More than three weeks into a strike that shut down classes at the University of Northern British Columbia, faculty are returning to classrooms and taking their grievances to the Labour Relations Board.
UNBC faculty association vice president Paul Siakaluk announced the decision Friday afternoon.
“The special mediator has adjourned bargaining on both sides, so to continue classes we will take down picket lines at 4:30 this afternoon,” he said during a news conference.
The provincial government appointed the special mediator Tuesday. The two sides remained at an impasse when negotiations were suspended Thursday.
With regular classes scheduled to end Dec. 3, faculty opted to pull down the pickets and return to classrooms. The association says it will continue other forms of job action like refusing to sit on committees.
Siakaluk said the Labour Relations Board could take some time to rule on the association’s complaint. It’s accusing the university of bargaining in bad faith, saying UNBC negotiators are attempting to renege on items the parties had already agreed on.
“Our members have a firm resolve to get a fair, sector-norm agreement,” he said. “I’d rather be in my lab with my students talking about their research projects. It’s been incredibly frustrating for our members that by Nov. 29 we still have not resolved the disagreements between the two sides and have a collective agreement in place.”

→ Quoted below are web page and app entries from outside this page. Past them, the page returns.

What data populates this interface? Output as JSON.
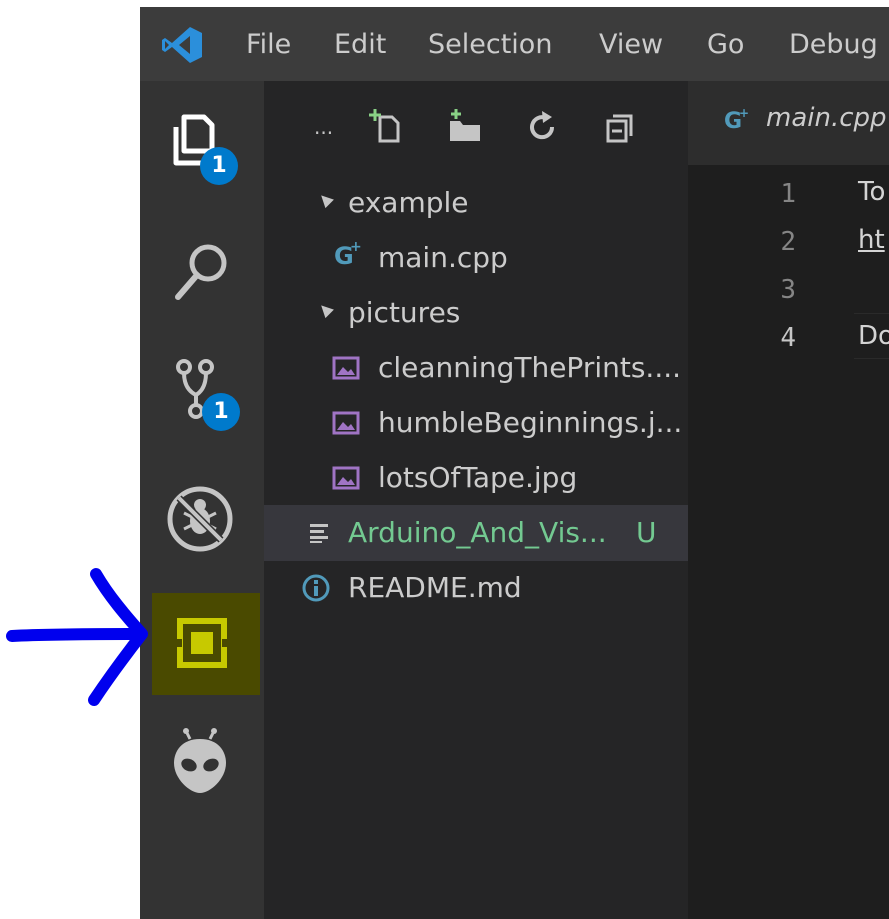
{
  "titlebar": {
    "menu": [
      "File",
      "Edit",
      "Selection",
      "View",
      "Go",
      "Debug"
    ]
  },
  "activity_bar": {
    "explorer_badge": "1",
    "scm_badge": "1"
  },
  "sidebar": {
    "toolbar_more": "...",
    "tree": {
      "folder_example": "example",
      "file_main": "main.cpp",
      "folder_pictures": "pictures",
      "file_cleaning": "cleanningThePrints....",
      "file_humble": "humbleBeginnings.j...",
      "file_tape": "lotsOfTape.jpg",
      "file_arduino": "Arduino_And_Vis...",
      "file_arduino_status": "U",
      "file_readme": "README.md"
    }
  },
  "editor": {
    "tab_label": "main.cpp",
    "line_numbers": [
      "1",
      "2",
      "3",
      "4"
    ],
    "lines": [
      "To",
      "ht",
      "",
      "Do"
    ]
  },
  "colors": {
    "accent": "#007acc",
    "untracked_green": "#73c991",
    "highlight_yellow": "#bfc000",
    "annotation_blue": "#0000ee",
    "image_icon_purple": "#a074c4",
    "cpp_icon_blue": "#519aba"
  },
  "icons": {
    "logo": "vscode-logo-icon",
    "explorer": "files-icon",
    "search": "search-icon",
    "scm": "source-control-icon",
    "debug": "no-bug-icon",
    "extension_highlighted": "bracketed-square-extension-icon",
    "platformio": "alien-head-icon",
    "annotation": "hand-drawn-arrow-icon"
  }
}
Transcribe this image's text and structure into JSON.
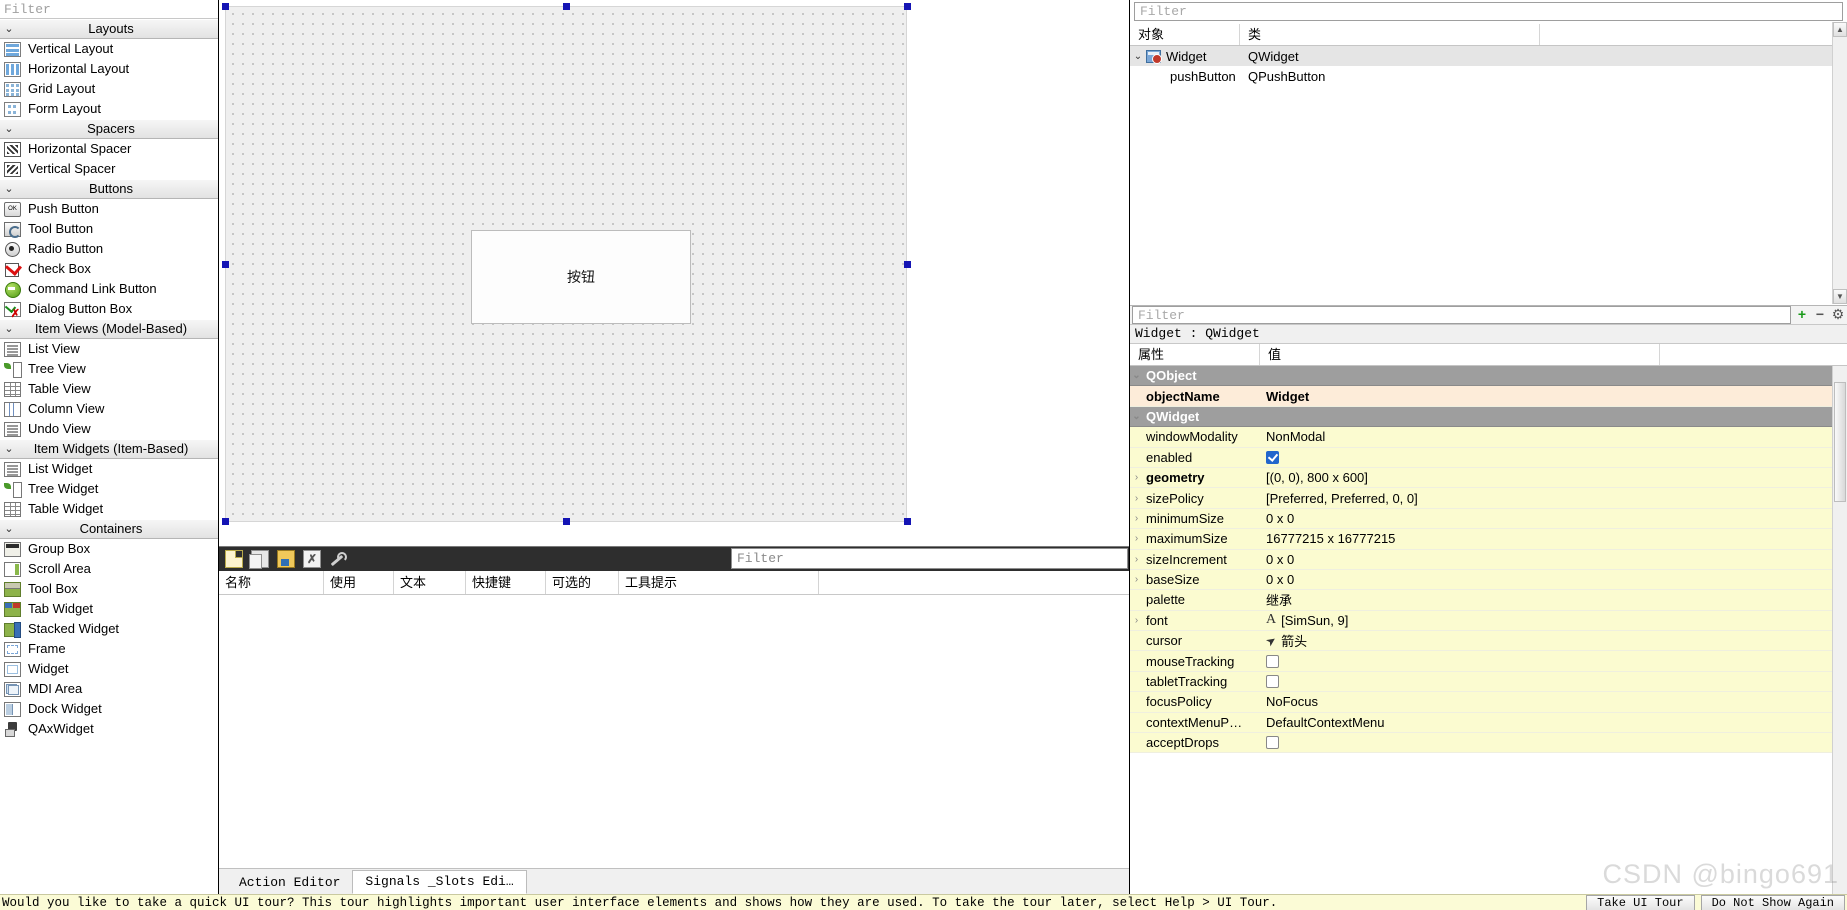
{
  "widget_box": {
    "filter_placeholder": "Filter",
    "groups": [
      {
        "title": "Layouts",
        "icon": "chevron-down-icon",
        "items": [
          {
            "label": "Vertical Layout",
            "icon": "vertical-layout-icon"
          },
          {
            "label": "Horizontal Layout",
            "icon": "horizontal-layout-icon"
          },
          {
            "label": "Grid Layout",
            "icon": "grid-layout-icon"
          },
          {
            "label": "Form Layout",
            "icon": "form-layout-icon"
          }
        ]
      },
      {
        "title": "Spacers",
        "icon": "chevron-down-icon",
        "items": [
          {
            "label": "Horizontal Spacer",
            "icon": "horizontal-spacer-icon"
          },
          {
            "label": "Vertical Spacer",
            "icon": "vertical-spacer-icon"
          }
        ]
      },
      {
        "title": "Buttons",
        "icon": "chevron-down-icon",
        "items": [
          {
            "label": "Push Button",
            "icon": "push-button-icon"
          },
          {
            "label": "Tool Button",
            "icon": "tool-button-icon"
          },
          {
            "label": "Radio Button",
            "icon": "radio-button-icon"
          },
          {
            "label": "Check Box",
            "icon": "check-box-icon"
          },
          {
            "label": "Command Link Button",
            "icon": "command-link-button-icon"
          },
          {
            "label": "Dialog Button Box",
            "icon": "dialog-button-box-icon"
          }
        ]
      },
      {
        "title": "Item Views (Model-Based)",
        "icon": "chevron-down-icon",
        "items": [
          {
            "label": "List View",
            "icon": "list-view-icon"
          },
          {
            "label": "Tree View",
            "icon": "tree-view-icon"
          },
          {
            "label": "Table View",
            "icon": "table-view-icon"
          },
          {
            "label": "Column View",
            "icon": "column-view-icon"
          },
          {
            "label": "Undo View",
            "icon": "undo-view-icon"
          }
        ]
      },
      {
        "title": "Item Widgets (Item-Based)",
        "icon": "chevron-down-icon",
        "items": [
          {
            "label": "List Widget",
            "icon": "list-widget-icon"
          },
          {
            "label": "Tree Widget",
            "icon": "tree-widget-icon"
          },
          {
            "label": "Table Widget",
            "icon": "table-widget-icon"
          }
        ]
      },
      {
        "title": "Containers",
        "icon": "chevron-down-icon",
        "items": [
          {
            "label": "Group Box",
            "icon": "group-box-icon"
          },
          {
            "label": "Scroll Area",
            "icon": "scroll-area-icon"
          },
          {
            "label": "Tool Box",
            "icon": "tool-box-icon"
          },
          {
            "label": "Tab Widget",
            "icon": "tab-widget-icon"
          },
          {
            "label": "Stacked Widget",
            "icon": "stacked-widget-icon"
          },
          {
            "label": "Frame",
            "icon": "frame-icon"
          },
          {
            "label": "Widget",
            "icon": "widget-icon"
          },
          {
            "label": "MDI Area",
            "icon": "mdi-area-icon"
          },
          {
            "label": "Dock Widget",
            "icon": "dock-widget-icon"
          },
          {
            "label": "QAxWidget",
            "icon": "qax-widget-icon"
          }
        ]
      }
    ]
  },
  "form": {
    "button_text": "按钮"
  },
  "action_editor": {
    "toolbar": [
      {
        "name": "new-action",
        "icon": "new-action-icon"
      },
      {
        "name": "copy-action",
        "icon": "copy-action-icon"
      },
      {
        "name": "edit-action",
        "icon": "edit-action-icon"
      },
      {
        "name": "delete-action",
        "icon": "delete-action-icon"
      },
      {
        "name": "configure",
        "icon": "wrench-icon"
      }
    ],
    "filter_placeholder": "Filter",
    "columns": [
      "名称",
      "使用",
      "文本",
      "快捷键",
      "可选的",
      "工具提示"
    ],
    "rows": [],
    "tabs": [
      {
        "label": "Action Editor",
        "active": false
      },
      {
        "label": "Signals _Slots Edi…",
        "active": true
      }
    ]
  },
  "object_inspector": {
    "filter_placeholder": "Filter",
    "columns": [
      "对象",
      "类"
    ],
    "rows": [
      {
        "object": "Widget",
        "class": "QWidget",
        "indent": 0,
        "expanded": true,
        "selected": true,
        "icon": "qwidget-icon"
      },
      {
        "object": "pushButton",
        "class": "QPushButton",
        "indent": 1,
        "expanded": false,
        "selected": false,
        "icon": ""
      }
    ]
  },
  "property_editor": {
    "filter_placeholder": "Filter",
    "add_label": "+",
    "remove_label": "−",
    "configure_label": "⚙",
    "title": "Widget : QWidget",
    "columns": [
      "属性",
      "值"
    ],
    "rows": [
      {
        "key": "QObject",
        "value": "",
        "type": "group",
        "expandable": true
      },
      {
        "key": "objectName",
        "value": "Widget",
        "type": "objectname",
        "expandable": false
      },
      {
        "key": "QWidget",
        "value": "",
        "type": "group",
        "expandable": true
      },
      {
        "key": "windowModality",
        "value": "NonModal",
        "type": "text",
        "expandable": false
      },
      {
        "key": "enabled",
        "value": "",
        "type": "checkbox-on",
        "expandable": false
      },
      {
        "key": "geometry",
        "value": "[(0, 0), 800 x 600]",
        "type": "bold",
        "expandable": true
      },
      {
        "key": "sizePolicy",
        "value": "[Preferred, Preferred, 0, 0]",
        "type": "text",
        "expandable": true
      },
      {
        "key": "minimumSize",
        "value": "0 x 0",
        "type": "text",
        "expandable": true
      },
      {
        "key": "maximumSize",
        "value": "16777215 x 16777215",
        "type": "text",
        "expandable": true
      },
      {
        "key": "sizeIncrement",
        "value": "0 x 0",
        "type": "text",
        "expandable": true
      },
      {
        "key": "baseSize",
        "value": "0 x 0",
        "type": "text",
        "expandable": true
      },
      {
        "key": "palette",
        "value": "继承",
        "type": "text",
        "expandable": false
      },
      {
        "key": "font",
        "value": "[SimSun, 9]",
        "type": "font",
        "expandable": true
      },
      {
        "key": "cursor",
        "value": "箭头",
        "type": "cursor",
        "expandable": false
      },
      {
        "key": "mouseTracking",
        "value": "",
        "type": "checkbox-off",
        "expandable": false
      },
      {
        "key": "tabletTracking",
        "value": "",
        "type": "checkbox-off",
        "expandable": false
      },
      {
        "key": "focusPolicy",
        "value": "NoFocus",
        "type": "text",
        "expandable": false
      },
      {
        "key": "contextMenuP…",
        "value": "DefaultContextMenu",
        "type": "text",
        "expandable": false
      },
      {
        "key": "acceptDrops",
        "value": "",
        "type": "checkbox-off",
        "expandable": false
      }
    ]
  },
  "tour_bar": {
    "message": "Would you like to take a quick UI tour? This tour highlights important user interface elements and shows how they are used. To take the tour later, select Help > UI Tour.",
    "take_tour_label": "Take UI Tour",
    "dismiss_label": "Do Not Show Again"
  },
  "watermark": "CSDN @bingo691"
}
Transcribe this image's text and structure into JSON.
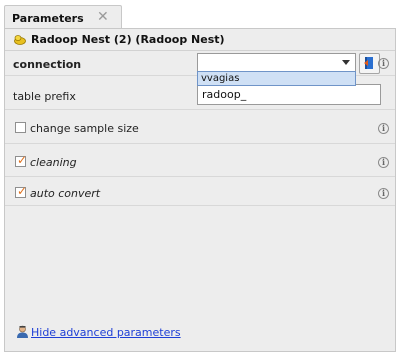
{
  "tab": {
    "title": "Parameters",
    "close_glyph": "✕"
  },
  "operator": {
    "title": "Radoop Nest (2) (Radoop Nest)",
    "icon": "nest-icon"
  },
  "params": {
    "connection": {
      "label": "connection",
      "value": "",
      "dropdown_option": "vvagias",
      "button_icon": "connection-manager-icon"
    },
    "table_prefix": {
      "label": "table prefix",
      "value": "radoop_"
    },
    "change_sample_size": {
      "label": "change sample size",
      "checked": false
    },
    "cleaning": {
      "label": "cleaning",
      "checked": true,
      "check_glyph": "✓"
    },
    "auto_convert": {
      "label": "auto convert",
      "checked": true,
      "check_glyph": "✓"
    }
  },
  "info_glyph": "i",
  "advanced": {
    "link_label": "Hide advanced parameters",
    "icon": "expert-user-icon"
  },
  "colors": {
    "check": "#e0701b",
    "link": "#1f3fd6",
    "selection": "#cfe0f5"
  }
}
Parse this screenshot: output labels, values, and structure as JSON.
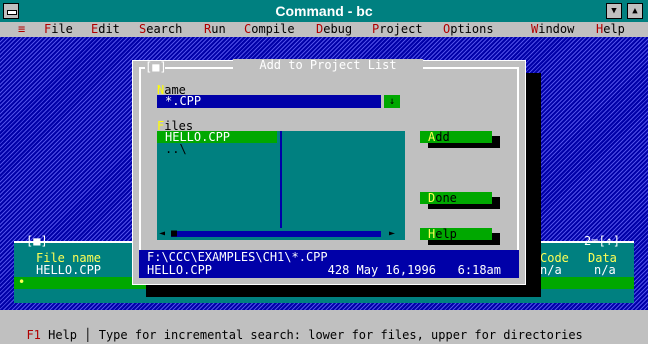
{
  "window": {
    "title": "Command - bc",
    "system_menu_icon": "system-menu-icon",
    "minimize_icon": "▼",
    "maximize_icon": "▲"
  },
  "menu": [
    {
      "hk": "≡",
      "rest": ""
    },
    {
      "hk": "F",
      "rest": "ile"
    },
    {
      "hk": "E",
      "rest": "dit"
    },
    {
      "hk": "S",
      "rest": "earch"
    },
    {
      "hk": "R",
      "rest": "un"
    },
    {
      "hk": "C",
      "rest": "ompile"
    },
    {
      "hk": "D",
      "rest": "ebug"
    },
    {
      "hk": "P",
      "rest": "roject"
    },
    {
      "hk": "O",
      "rest": "ptions"
    },
    {
      "hk": "W",
      "rest": "indow"
    },
    {
      "hk": "H",
      "rest": "elp"
    }
  ],
  "dialog": {
    "title": "Add to Project List",
    "close_box": "[■]",
    "name_label_hk": "N",
    "name_label_rest": "ame",
    "name_value": "*.CPP",
    "history_icon": "↓",
    "files_label_hk": "F",
    "files_label_rest": "iles",
    "files": [
      "HELLO.CPP",
      "..\\"
    ],
    "scroll_left": "◄",
    "scroll_right": "►",
    "scroll_thumb": "■",
    "buttons": [
      {
        "hk": "A",
        "rest": "dd"
      },
      {
        "hk": "D",
        "rest": "one"
      },
      {
        "hk": "H",
        "rest": "elp"
      }
    ],
    "path_line": "F:\\CCC\\EXAMPLES\\CH1\\*.CPP",
    "file_info": "HELLO.CPP                428 May 16,1996   6:18am"
  },
  "message_window": {
    "left_frame": "[■]",
    "right_frame": "2=[↑]",
    "col_file": "File name",
    "col_code": "Code",
    "col_data": "Data",
    "row_file": "HELLO.CPP",
    "row_code": "n/a",
    "row_data": "n/a",
    "bullet": "•"
  },
  "status": {
    "key": "F1",
    "key_label": " Help",
    "separator": " │ ",
    "message": "Type for incremental search: lower for files, upper for directories"
  }
}
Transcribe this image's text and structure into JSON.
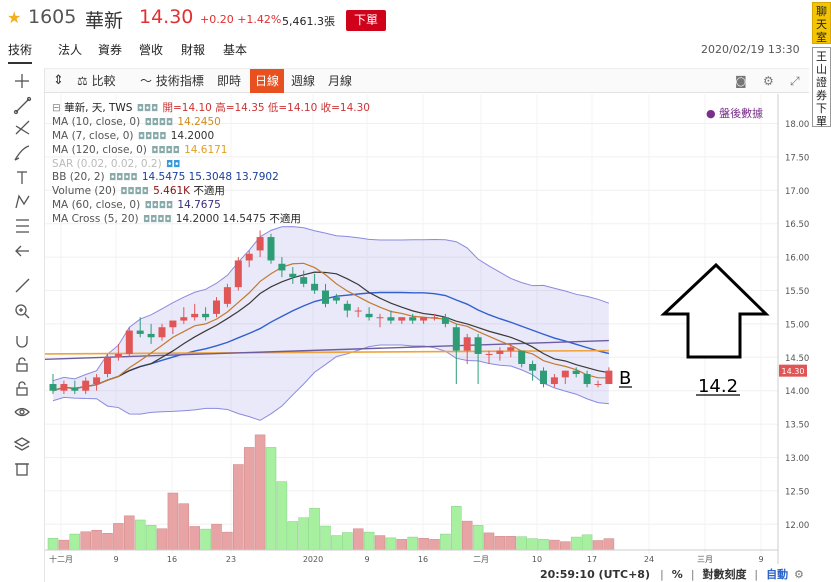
{
  "header": {
    "star_icon": "star-icon",
    "code": "1605",
    "name": "華新",
    "price": "14.30",
    "change": "+0.20 +1.42%",
    "volume": "5,461.3張",
    "order_button": "下單"
  },
  "tabs": [
    "技術",
    "法人",
    "資券",
    "營收",
    "財報",
    "基本"
  ],
  "datetime": "2020/02/19 13:30",
  "side_buttons": [
    "聊天室",
    "王山證券下單"
  ],
  "toolbar": {
    "compare": "比較",
    "indicators": "技術指標",
    "realtime": "即時",
    "daily": "日線",
    "weekly": "週線",
    "monthly": "月線"
  },
  "legend": {
    "title": "華新, 天, TWS",
    "ohlc": "開=14.10  高=14.35  低=14.10  收=14.30",
    "ma10_label": "MA (10, close, 0)",
    "ma10_val": "14.2450",
    "ma7_label": "MA (7, close, 0)",
    "ma7_val": "14.2000",
    "ma120_label": "MA (120, close, 0)",
    "ma120_val": "14.6171",
    "sar_label": "SAR (0.02, 0.02, 0.2)",
    "bb_label": "BB (20, 2)",
    "bb_vals": "14.5475  15.3048  13.7902",
    "vol_label": "Volume (20)",
    "vol_val": "5.461K",
    "vol_na": "不適用",
    "ma60_label": "MA (60, close, 0)",
    "ma60_val": "14.7675",
    "cross_label": "MA Cross (5, 20)",
    "cross_vals": "14.2000  14.5475",
    "cross_na": "不適用"
  },
  "badge": "盤後數據",
  "annotation": {
    "b_label": "B",
    "arrow_value": "14.2"
  },
  "status_bar": {
    "time": "20:59:10 (UTC+8)",
    "percent": "%",
    "log": "對數刻度",
    "auto": "自動"
  },
  "colors": {
    "up": "#e05555",
    "down": "#2e9c76",
    "vol_up": "#e8a4a4",
    "vol_down": "#a6f0a0",
    "ma10": "#3a3a3a",
    "ma7": "#c47a2e",
    "ma120": "#f0a33c",
    "ma60": "#6d5da0",
    "bb": "#3060d0"
  },
  "chart_data": {
    "type": "candlestick",
    "y_ticks": [
      "18.00",
      "17.50",
      "17.00",
      "16.50",
      "16.00",
      "15.50",
      "15.00",
      "14.50",
      "14.00",
      "13.50",
      "13.00",
      "12.50",
      "12.00"
    ],
    "last_price_label": "14.30",
    "x_ticks": [
      "十二月",
      "9",
      "16",
      "23",
      "2020",
      "9",
      "16",
      "二月",
      "10",
      "17",
      "24",
      "三月",
      "9"
    ],
    "ohlc": [
      [
        14.1,
        14.25,
        13.95,
        14.0
      ],
      [
        14.0,
        14.15,
        13.95,
        14.1
      ],
      [
        14.05,
        14.15,
        13.95,
        14.0
      ],
      [
        14.0,
        14.2,
        13.95,
        14.15
      ],
      [
        14.1,
        14.25,
        14.0,
        14.2
      ],
      [
        14.25,
        14.55,
        14.2,
        14.5
      ],
      [
        14.5,
        14.7,
        14.45,
        14.55
      ],
      [
        14.55,
        14.95,
        14.5,
        14.9
      ],
      [
        14.9,
        15.1,
        14.8,
        14.85
      ],
      [
        14.85,
        15.0,
        14.7,
        14.8
      ],
      [
        14.8,
        15.0,
        14.75,
        14.95
      ],
      [
        14.95,
        15.05,
        14.85,
        15.05
      ],
      [
        15.05,
        15.25,
        15.0,
        15.1
      ],
      [
        15.1,
        15.3,
        15.05,
        15.15
      ],
      [
        15.15,
        15.25,
        15.05,
        15.1
      ],
      [
        15.15,
        15.4,
        15.1,
        15.35
      ],
      [
        15.3,
        15.6,
        15.25,
        15.55
      ],
      [
        15.55,
        16.0,
        15.5,
        15.95
      ],
      [
        15.95,
        16.1,
        15.85,
        16.05
      ],
      [
        16.1,
        16.4,
        16.0,
        16.3
      ],
      [
        16.3,
        16.35,
        15.9,
        15.95
      ],
      [
        15.9,
        16.0,
        15.7,
        15.8
      ],
      [
        15.75,
        15.85,
        15.6,
        15.7
      ],
      [
        15.7,
        15.8,
        15.55,
        15.6
      ],
      [
        15.6,
        15.75,
        15.45,
        15.5
      ],
      [
        15.5,
        15.6,
        15.25,
        15.3
      ],
      [
        15.4,
        15.45,
        15.3,
        15.35
      ],
      [
        15.3,
        15.35,
        15.1,
        15.2
      ],
      [
        15.2,
        15.25,
        15.1,
        15.2
      ],
      [
        15.15,
        15.25,
        15.05,
        15.1
      ],
      [
        15.1,
        15.15,
        14.95,
        15.1
      ],
      [
        15.1,
        15.2,
        15.0,
        15.05
      ],
      [
        15.05,
        15.1,
        15.0,
        15.1
      ],
      [
        15.1,
        15.15,
        15.0,
        15.05
      ],
      [
        15.05,
        15.1,
        15.0,
        15.1
      ],
      [
        15.1,
        15.15,
        15.05,
        15.1
      ],
      [
        15.1,
        15.15,
        14.95,
        15.0
      ],
      [
        14.95,
        15.0,
        14.1,
        14.6
      ],
      [
        14.6,
        14.85,
        14.4,
        14.8
      ],
      [
        14.8,
        14.85,
        14.1,
        14.55
      ],
      [
        14.55,
        14.6,
        14.4,
        14.55
      ],
      [
        14.55,
        14.65,
        14.45,
        14.6
      ],
      [
        14.6,
        14.7,
        14.5,
        14.65
      ],
      [
        14.6,
        14.6,
        14.35,
        14.4
      ],
      [
        14.4,
        14.45,
        14.15,
        14.3
      ],
      [
        14.3,
        14.35,
        14.05,
        14.1
      ],
      [
        14.1,
        14.25,
        14.05,
        14.2
      ],
      [
        14.2,
        14.3,
        14.1,
        14.3
      ],
      [
        14.3,
        14.35,
        14.2,
        14.25
      ],
      [
        14.25,
        14.3,
        14.05,
        14.1
      ],
      [
        14.1,
        14.15,
        14.05,
        14.1
      ],
      [
        14.1,
        14.35,
        14.1,
        14.3
      ]
    ],
    "volume_lots": [
      310,
      260,
      420,
      480,
      520,
      440,
      700,
      900,
      790,
      650,
      560,
      1500,
      1220,
      620,
      550,
      680,
      470,
      2250,
      2700,
      3030,
      2700,
      1800,
      750,
      850,
      1100,
      630,
      380,
      460,
      560,
      470,
      380,
      320,
      280,
      340,
      310,
      280,
      420,
      1150,
      760,
      650,
      450,
      360,
      360,
      350,
      300,
      280,
      260,
      220,
      340,
      400,
      250,
      300
    ]
  }
}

The university’s chief negotiator, Barb Daigle, is no stranger to bargaining disputes. UNBC’s interim vice-president of finance, people, organizational design and risk arrived in Prince George in 2015 after 12 years with the University of Saskatchewan.
The Canadian Union of Public Employees filed three unfair labour practice complaints with the Saskatchewan Labour Relations Board after a month-long 2007 strike. The union accused Daigle, chief negotiator for the administration, of refusing to take a tentative agreement to the university’s board of governors if a union representative participated in a news conference. At the conference, faculty, staff and students were to call for an external review of labour relations.
Daigle left amidst controversy in July 2014 following the high-profile dismissal of a professor who published a letter that criticized the administration’s restructuring and budget cuts.
Last year, Daigle spoke at the Canadian Association of University Business Officers conference in Vancouver and said that managers had discussed closing UNBC.
“We were at the beginning of developing the 10-year plan to shut UNBC down, because we had some significant issues that needed to turn around and budget, certainly, was one of them,” she said, adding, “Have we re-emerged yet? I don’t think so. It’s a journey, right. But I think we’re no longer on that journey down towards death.”
In a Nov. 19 interview with The Tyee, Daigle denied making the comments. A video of her presentation, posted online by the conference organizers, confirmed she had made the statements.
The organization has since removed the video. In an emailed statement it said it plans to restrict resources to members in future. “We decided to immediately take down the presentation referenced in your email on our own accord as we felt the information was being taken out of context.”
In a statement, UNBC president Daniel Weeks called the resumption of classes “an important gesture that provides us the ability to continue bargaining, focus on people, and resume normal operations.”
“As for the FA’s decision to file an unfair labour practice, the Employer understands that it is the prerogative of the Faculty Association to file this claim,” the statement said. “The Employer will present our position to the Labour Board.”
Friday’s announcement provides some certainty to students who have been out of class for three weeks.
Jade Szymanski is an outdoor recreation and tourism management student who hoped to complete her degree this semester. She has a job with Parks Canada and an apartment waiting for her in Vancouver.
But the strike threatened to delay her graduation.
“Students are pretty frustrated on multiple levels, whether it’s being prepared for exams or getting the support they need for being able to teach themselves the materials,” she said earlier in the week.
As students prepare to return to campus Monday, details of how the semester will be salvaged are unknown. University officials have discussed options that include extending classes, which were to end Dec. 3, into the exam period or even into January or modifying class requirements and deadlines.
None of the options come without upheaval for students.
“I feel like I have no closure on this chapter of my life,” Szymanski said.